## PROBLEM STATEMENT
Reproduce every entry below exactly, minus the pictures.
DATASET EXCERPTS Block Start
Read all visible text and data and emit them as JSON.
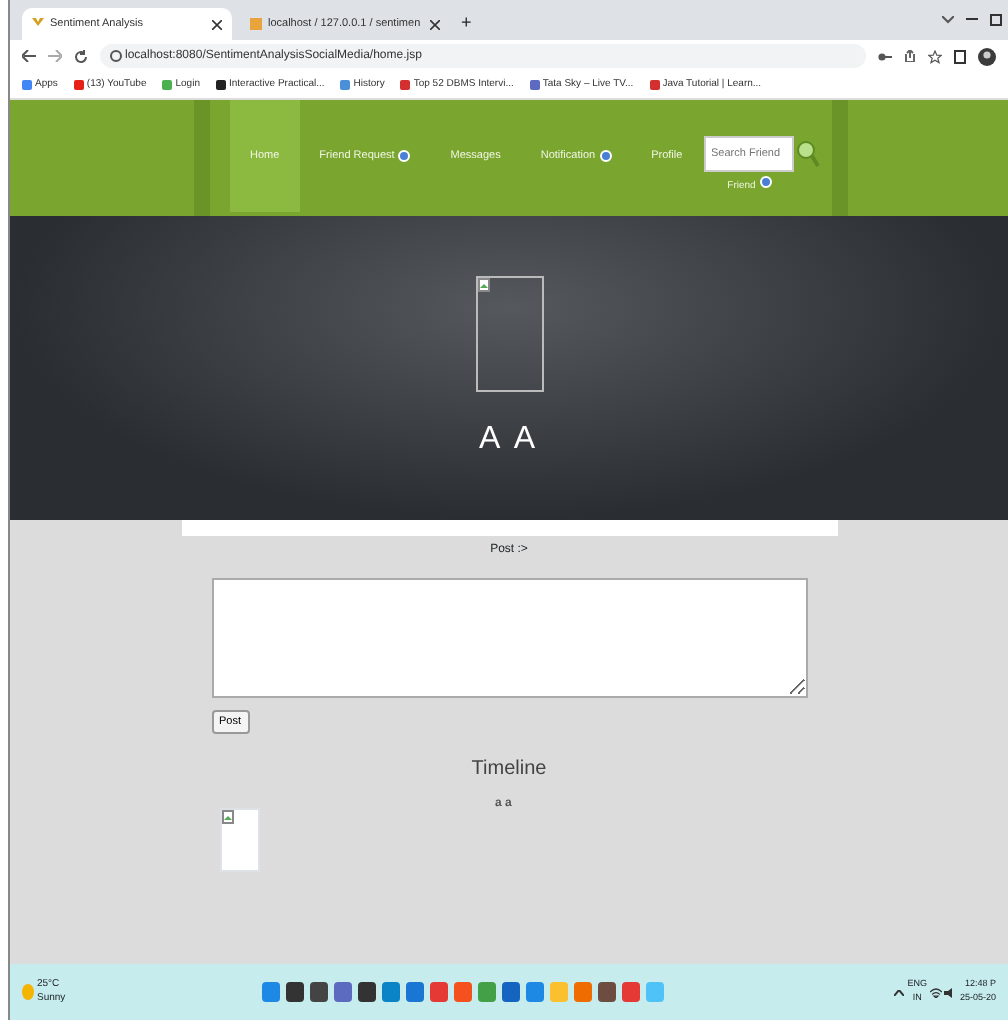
{
  "browser": {
    "tabs": [
      {
        "title": "Sentiment Analysis",
        "selected": true
      },
      {
        "title": "localhost / 127.0.0.1 / sentimen",
        "selected": false
      }
    ],
    "new_tab": "+",
    "address": "localhost:8080/SentimentAnalysisSocialMedia/home.jsp",
    "bookmarks": [
      "Apps",
      "(13) YouTube",
      "Login",
      "Interactive Practical...",
      "History",
      "Top 52 DBMS Intervi...",
      "Tata Sky – Live TV...",
      "Java Tutorial | Learn..."
    ]
  },
  "nav": {
    "items": [
      {
        "label": "Home",
        "selected": true,
        "badge": false
      },
      {
        "label": "Friend Request",
        "selected": false,
        "badge": true
      },
      {
        "label": "Messages",
        "selected": false,
        "badge": false
      },
      {
        "label": "Notification",
        "selected": false,
        "badge": true
      },
      {
        "label": "Profile",
        "selected": false,
        "badge": false
      }
    ],
    "search": {
      "placeholder": "Search Friend"
    },
    "friend_label": "Friend"
  },
  "profile": {
    "name": "A A"
  },
  "post": {
    "label": "Post :>",
    "button": "Post"
  },
  "timeline": {
    "title": "Timeline",
    "entries": [
      {
        "author": "a a"
      }
    ]
  },
  "taskbar": {
    "weather": "25°C",
    "condition": "Sunny",
    "lang": "ENG",
    "region": "IN",
    "time": "12:48 P",
    "date": "25-05-20"
  }
}
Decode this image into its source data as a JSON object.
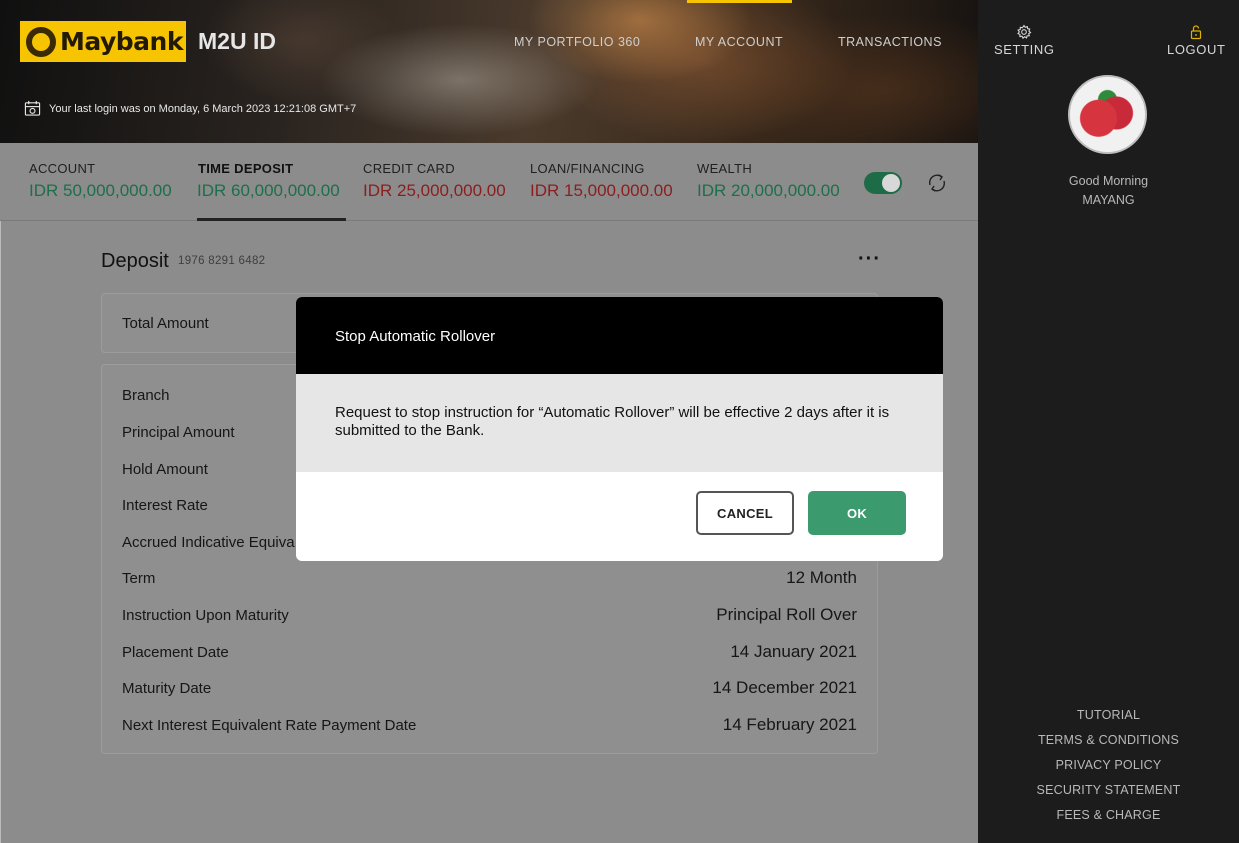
{
  "brand": {
    "logo_text": "Maybank",
    "product": "M2U ID"
  },
  "nav": {
    "items": [
      "MY PORTFOLIO 360",
      "MY ACCOUNT",
      "TRANSACTIONS"
    ]
  },
  "last_login": "Your last login was on Monday, 6 March 2023 12:21:08 GMT+7",
  "accounts": [
    {
      "label": "ACCOUNT",
      "value": "IDR 50,000,000.00"
    },
    {
      "label": "TIME DEPOSIT",
      "value": "IDR 60,000,000.00"
    },
    {
      "label": "CREDIT CARD",
      "value": "IDR 25,000,000.00"
    },
    {
      "label": "LOAN/FINANCING",
      "value": "IDR 15,000,000.00"
    },
    {
      "label": "WEALTH",
      "value": "IDR 20,000,000.00"
    }
  ],
  "deposit": {
    "title": "Deposit",
    "account_number": "1976 8291 6482",
    "more": "···",
    "total_label": "Total Amount",
    "details": [
      {
        "label": "Branch",
        "value": ""
      },
      {
        "label": "Principal Amount",
        "value": ""
      },
      {
        "label": "Hold Amount",
        "value": ""
      },
      {
        "label": "Interest Rate",
        "value": ""
      },
      {
        "label": "Accrued Indicative Equiva",
        "value": ""
      },
      {
        "label": "Term",
        "value": "12 Month"
      },
      {
        "label": "Instruction Upon Maturity",
        "value": "Principal Roll Over"
      },
      {
        "label": "Placement Date",
        "value": "14 January 2021"
      },
      {
        "label": "Maturity Date",
        "value": "14 December 2021"
      },
      {
        "label": "Next Interest Equivalent Rate Payment Date",
        "value": "14 February 2021"
      }
    ]
  },
  "dialog": {
    "title": "Stop Automatic Rollover",
    "message": "Request to stop instruction for “Automatic Rollover” will be effective 2 days after it is submitted to the Bank.",
    "cancel_label": "CANCEL",
    "ok_label": "OK"
  },
  "sidebar": {
    "setting_label": "SETTING",
    "logout_label": "LOGOUT",
    "greeting": "Good Morning",
    "user_name": "MAYANG",
    "links": [
      "TUTORIAL",
      "TERMS & CONDITIONS",
      "PRIVACY POLICY",
      "SECURITY STATEMENT",
      "FEES & CHARGE"
    ]
  },
  "colors": {
    "brand_yellow": "#f6c400",
    "ok_green": "#3c9a6f",
    "positive": "#1d6f49",
    "negative": "#8c1d1d"
  }
}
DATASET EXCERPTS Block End
## EXPECTED ANSWER
Read all visible text and data and emit them as JSON.
{
  "browser": {
    "tabs": [
      {
        "title": "Sentiment Analysis",
        "selected": true
      },
      {
        "title": "localhost / 127.0.0.1 / sentimen",
        "selected": false
      }
    ],
    "new_tab": "+",
    "address": "localhost:8080/SentimentAnalysisSocialMedia/home.jsp",
    "bookmarks": [
      "Apps",
      "(13) YouTube",
      "Login",
      "Interactive Practical...",
      "History",
      "Top 52 DBMS Intervi...",
      "Tata Sky – Live TV...",
      "Java Tutorial | Learn..."
    ]
  },
  "nav": {
    "items": [
      {
        "label": "Home",
        "selected": true,
        "badge": false
      },
      {
        "label": "Friend Request",
        "selected": false,
        "badge": true
      },
      {
        "label": "Messages",
        "selected": false,
        "badge": false
      },
      {
        "label": "Notification",
        "selected": false,
        "badge": true
      },
      {
        "label": "Profile",
        "selected": false,
        "badge": false
      }
    ],
    "search": {
      "placeholder": "Search Friend"
    },
    "friend_label": "Friend"
  },
  "profile": {
    "name": "A A"
  },
  "post": {
    "label": "Post :>",
    "button": "Post"
  },
  "timeline": {
    "title": "Timeline",
    "entries": [
      {
        "author": "a a"
      }
    ]
  },
  "taskbar": {
    "weather": "25°C",
    "condition": "Sunny",
    "lang": "ENG",
    "region": "IN",
    "time": "12:48 P",
    "date": "25-05-20"
  }
}
Decode this image into its source data as a JSON object.
{
  "brand": {
    "logo_text": "Maybank",
    "product": "M2U ID"
  },
  "nav": {
    "items": [
      "MY PORTFOLIO 360",
      "MY ACCOUNT",
      "TRANSACTIONS"
    ]
  },
  "last_login": "Your last login was on Monday, 6 March 2023 12:21:08 GMT+7",
  "accounts": [
    {
      "label": "ACCOUNT",
      "value": "IDR 50,000,000.00"
    },
    {
      "label": "TIME DEPOSIT",
      "value": "IDR 60,000,000.00"
    },
    {
      "label": "CREDIT CARD",
      "value": "IDR 25,000,000.00"
    },
    {
      "label": "LOAN/FINANCING",
      "value": "IDR 15,000,000.00"
    },
    {
      "label": "WEALTH",
      "value": "IDR 20,000,000.00"
    }
  ],
  "deposit": {
    "title": "Deposit",
    "account_number": "1976 8291 6482",
    "more": "···",
    "total_label": "Total Amount",
    "details": [
      {
        "label": "Branch",
        "value": ""
      },
      {
        "label": "Principal Amount",
        "value": ""
      },
      {
        "label": "Hold Amount",
        "value": ""
      },
      {
        "label": "Interest Rate",
        "value": ""
      },
      {
        "label": "Accrued Indicative Equiva",
        "value": ""
      },
      {
        "label": "Term",
        "value": "12 Month"
      },
      {
        "label": "Instruction Upon Maturity",
        "value": "Principal Roll Over"
      },
      {
        "label": "Placement Date",
        "value": "14 January 2021"
      },
      {
        "label": "Maturity Date",
        "value": "14 December 2021"
      },
      {
        "label": "Next Interest Equivalent Rate Payment Date",
        "value": "14 February 2021"
      }
    ]
  },
  "dialog": {
    "title": "Stop Automatic Rollover",
    "message": "Request to stop instruction for “Automatic Rollover” will be effective 2 days after it is submitted to the Bank.",
    "cancel_label": "CANCEL",
    "ok_label": "OK"
  },
  "sidebar": {
    "setting_label": "SETTING",
    "logout_label": "LOGOUT",
    "greeting": "Good Morning",
    "user_name": "MAYANG",
    "links": [
      "TUTORIAL",
      "TERMS & CONDITIONS",
      "PRIVACY POLICY",
      "SECURITY STATEMENT",
      "FEES & CHARGE"
    ]
  },
  "colors": {
    "brand_yellow": "#f6c400",
    "ok_green": "#3c9a6f",
    "positive": "#1d6f49",
    "negative": "#8c1d1d"
  }
}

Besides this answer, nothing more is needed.